The 1893-CC is $265 in VG-8. The 1895-S is interesting in that it is $450 in VG-8, which is more than double the $200 price of three years ago that ranked it below the 1893-CC. The 1895-S is another case of a lower mintage that seemingly resulted in a poor survival rate perhaps suggesting some percentage of the mintage was melted in the Pittman Act melting. We cannot really be sure, but we know the 1895-S is elusive in circulated grades and difficult as well in Mint State because most examples are heavily bag marked.
There are any number of dates currently in the $100-$200 range in VG-8, with most of the remaining Carson City dates falling into that price range along with a couple others. The rest of the Morgan dollars in circulated grades tend to be around $20 in VG-8. There are a few that bring small premiums, but the number of dates that are available for very modest prices is large enough to make for quite a collection, affordable to the kids of this generation who still cut lawns for their incomes.

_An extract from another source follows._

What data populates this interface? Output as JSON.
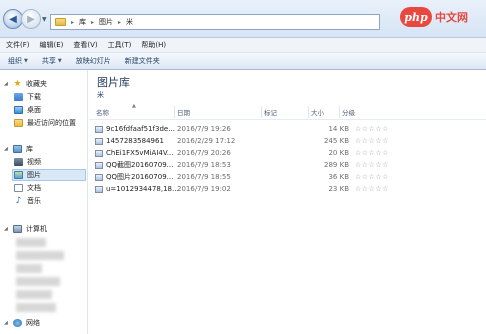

There is one other date that you probably will not be able to add to a circulated Morgan dollar collection. The 1895, with a listed mintage of 12,880, was actually a proof-only issue that had a mintage believed to be 880. It was a simple clerical error or at least that is what we believe happened. There have been some who historically have suggested that perhaps the 12,000 business strikes of the 1895 were melted in the Pittman Act melting, but that seems increasingly unlikely as the 1895 should have at least had an example saved for the Assay Commission but that coin was also a proof. Realistically the 1895 was heavily saved as they only went to collectors with more than 50 percent of the entire mintage probably available today. There is a price listing of $21,500 in VG-8, but the problem is that there are probably no coins in that grade. There may be some impaired proofs, especially when there are hundreds known, but finding one in such a low grade is unlikely and that means an 1895 would cost much more as the grade would be much higher and when the coin is a significant rarity, there are always buyers looking for a lower priced example to fill that hole.
Otherwise, the Morgan dollar set is one everyone can attempt and in many cases come near completion. There are only 17 dates over $100 in VG-8, not counting VAM varieties. In fact, when you realize that the most expensive coin in the set other than the 1895 would cost $3,800 in VG-8 and that there are only a few coins even topping $500, it is suddenly not a set that is that costly.
You might not turn a lot of heads at a major show with a circulated Morgan dollar collection, but the fact is you will have a lot of fun assembling such a set and enjoying it and that is the main purpose of any collection.